The careers of prominent boxers tend to follow an arc -- the ascent, the heyday, and the descent -- convenient cutting points for the storyteller.
Wow that is a lot of terrific feedback. Thanks Mr Lang, for checking in on a couple of my posts here, I appreciate your time greatly. I have a list of things to do and one of those is to followup with shadow as well. Still no word back from Woodsie, he must be a busy chap.
The racism of that era was not even comparable to today. It was accepted. I've seen a ton of it in this old archive, and it never stops striking me. With Nelson, it may just be my impression, and my small knowledge of European cultures that I credit him more with playing along with whatever made him money, and being a white hope sold in that era. But it is incredible what guys like Gans and Johnson must have gone through.

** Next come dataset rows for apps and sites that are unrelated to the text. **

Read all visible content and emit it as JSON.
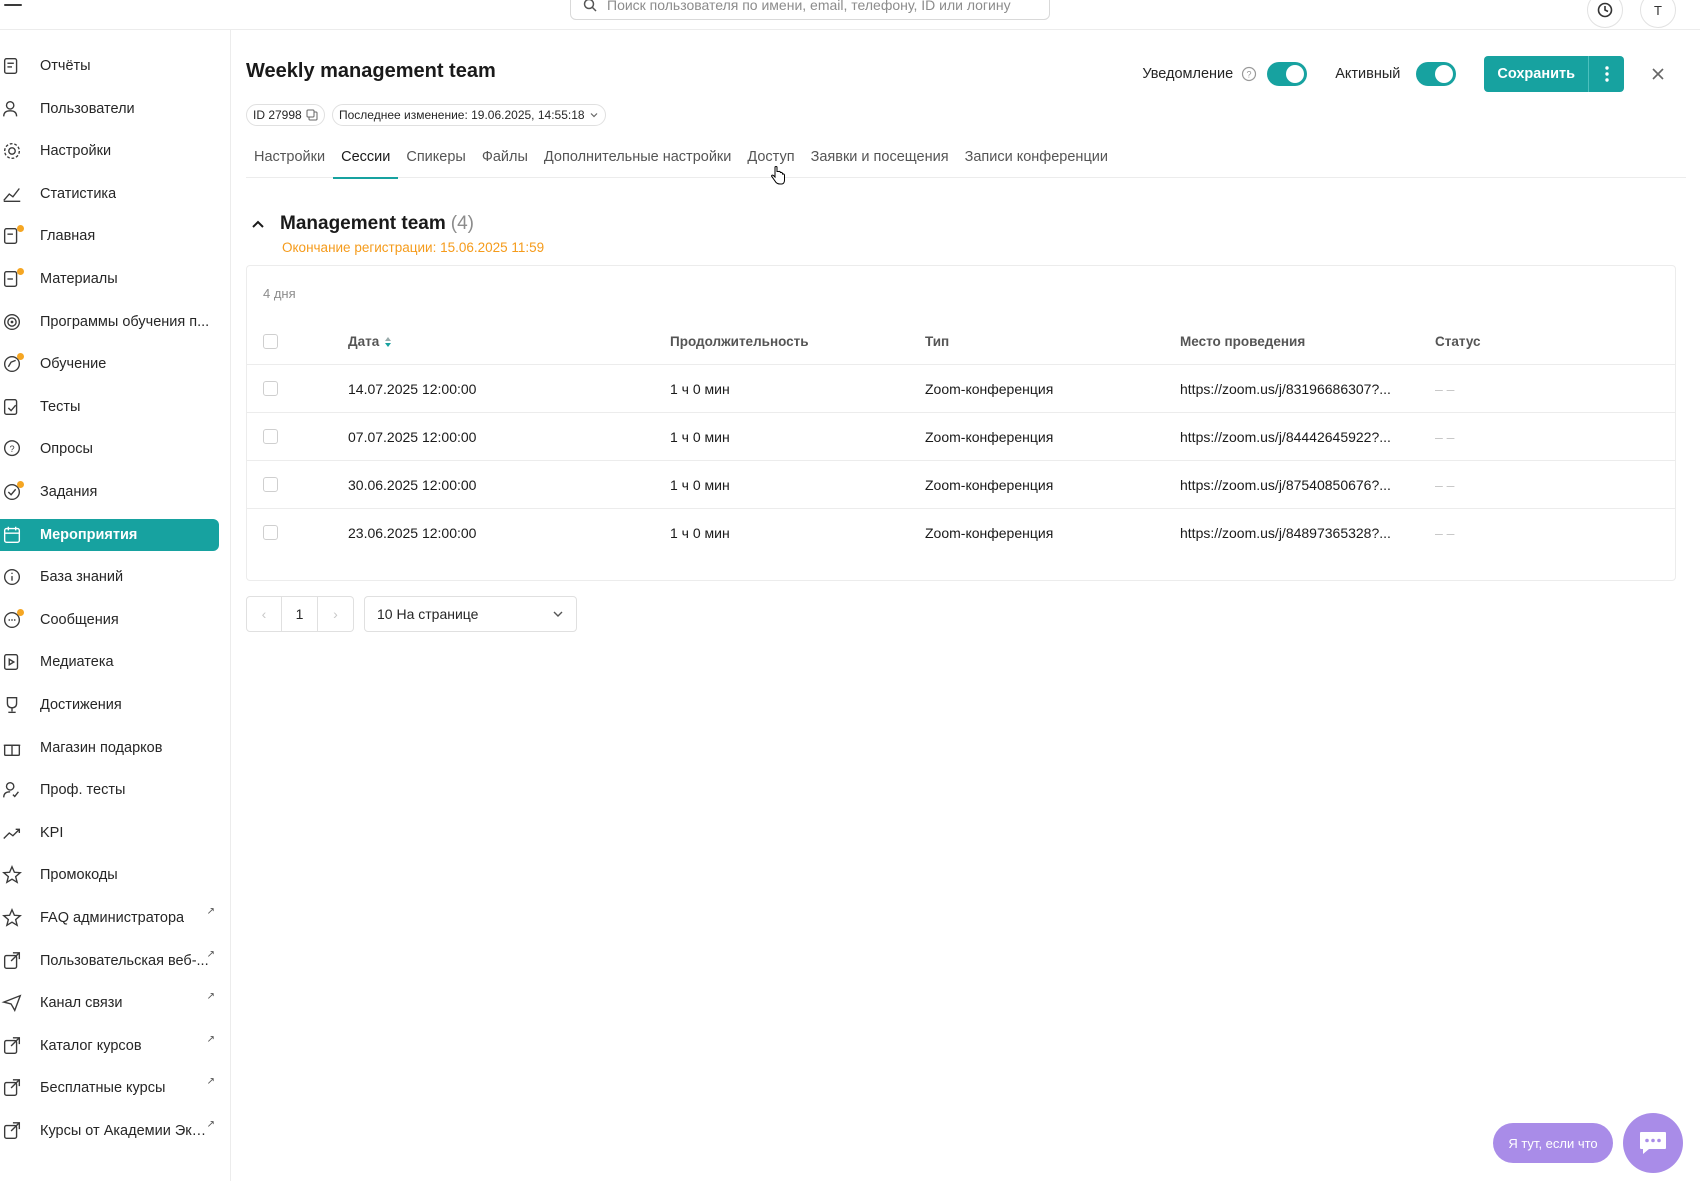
{
  "search": {
    "placeholder": "Поиск пользователя по имени, email, телефону, ID или логину"
  },
  "top": {
    "user_initial": "T"
  },
  "sidebar": {
    "items": [
      {
        "label": "Отчёты",
        "icon": "report-icon"
      },
      {
        "label": "Пользователи",
        "icon": "users-icon"
      },
      {
        "label": "Настройки",
        "icon": "gear-icon"
      },
      {
        "label": "Статистика",
        "icon": "chart-line-icon"
      },
      {
        "label": "Главная",
        "icon": "home-doc-icon"
      },
      {
        "label": "Материалы",
        "icon": "materials-icon"
      },
      {
        "label": "Программы обучения п...",
        "icon": "programs-icon"
      },
      {
        "label": "Обучение",
        "icon": "learning-icon"
      },
      {
        "label": "Тесты",
        "icon": "tests-icon"
      },
      {
        "label": "Опросы",
        "icon": "survey-icon"
      },
      {
        "label": "Задания",
        "icon": "tasks-icon"
      },
      {
        "label": "Мероприятия",
        "icon": "calendar-icon"
      },
      {
        "label": "База знаний",
        "icon": "info-icon"
      },
      {
        "label": "Сообщения",
        "icon": "messages-icon"
      },
      {
        "label": "Медиатека",
        "icon": "media-icon"
      },
      {
        "label": "Достижения",
        "icon": "trophy-icon"
      },
      {
        "label": "Магазин подарков",
        "icon": "gift-icon"
      },
      {
        "label": "Проф. тесты",
        "icon": "prof-test-icon"
      },
      {
        "label": "KPI",
        "icon": "trend-icon"
      },
      {
        "label": "Промокоды",
        "icon": "star-icon"
      },
      {
        "label": "FAQ администратора",
        "icon": "star-icon"
      },
      {
        "label": "Пользовательская веб-...",
        "icon": "external-link-icon"
      },
      {
        "label": "Канал связи",
        "icon": "send-icon"
      },
      {
        "label": "Каталог курсов",
        "icon": "external-link-icon"
      },
      {
        "label": "Бесплатные курсы",
        "icon": "external-link-icon"
      },
      {
        "label": "Курсы от Академии Экв...",
        "icon": "external-link-icon"
      }
    ]
  },
  "header": {
    "title": "Weekly management team",
    "id_chip": "ID 27998",
    "last_change": "Последнее изменение: 19.06.2025, 14:55:18",
    "notify_label": "Уведомление",
    "active_label": "Активный",
    "save_label": "Сохранить"
  },
  "tabs": [
    "Настройки",
    "Сессии",
    "Спикеры",
    "Файлы",
    "Дополнительные настройки",
    "Доступ",
    "Заявки и посещения",
    "Записи конференции"
  ],
  "group": {
    "title": "Management team",
    "count": "(4)",
    "reg_end": "Окончание регистрации: 15.06.2025 11:59",
    "days": "4 дня"
  },
  "table": {
    "columns": [
      "Дата",
      "Продолжительность",
      "Тип",
      "Место проведения",
      "Статус"
    ],
    "rows": [
      {
        "date": "14.07.2025 12:00:00",
        "duration": "1 ч 0 мин",
        "type": "Zoom-конференция",
        "place": "https://zoom.us/j/83196686307?...",
        "status": "– –"
      },
      {
        "date": "07.07.2025 12:00:00",
        "duration": "1 ч 0 мин",
        "type": "Zoom-конференция",
        "place": "https://zoom.us/j/84442645922?...",
        "status": "– –"
      },
      {
        "date": "30.06.2025 12:00:00",
        "duration": "1 ч 0 мин",
        "type": "Zoom-конференция",
        "place": "https://zoom.us/j/87540850676?...",
        "status": "– –"
      },
      {
        "date": "23.06.2025 12:00:00",
        "duration": "1 ч 0 мин",
        "type": "Zoom-конференция",
        "place": "https://zoom.us/j/84897365328?...",
        "status": "– –"
      }
    ]
  },
  "pager": {
    "prev": "‹",
    "page": "1",
    "next": "›",
    "per_page": "10 На странице"
  },
  "help": {
    "pill": "Я тут, если что"
  },
  "colors": {
    "accent": "#17a2a0",
    "warning": "#f59b1b",
    "assistant": "#a98ce8"
  }
}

Im currently working on a couple of more pieces, one is on Dempsey, who is very prolific. The racism is an issue there as well, as the papers from 1920-1925 seem to have several reports of matches with either Joe Jeannette or Harry Wills being worked on, but obviously none happened. There is a 1955 book that details an exhibition where Dempsey actually walked out of an exhibition with Wills in front of 12000 people rather than face him (1918). Dempsey himself seems to have skirted the issue, but again, his management wanted to make the most money, and that meant dealing with the race issue. With all due respect to Georges Carpentier, who is a great, iconic fighter, I could see wher eDempsey would rather fight him for a small fortune than to test himself for a lot less against a guy like Wills.
Anyway, thanks again for the gret and encouraging feedback..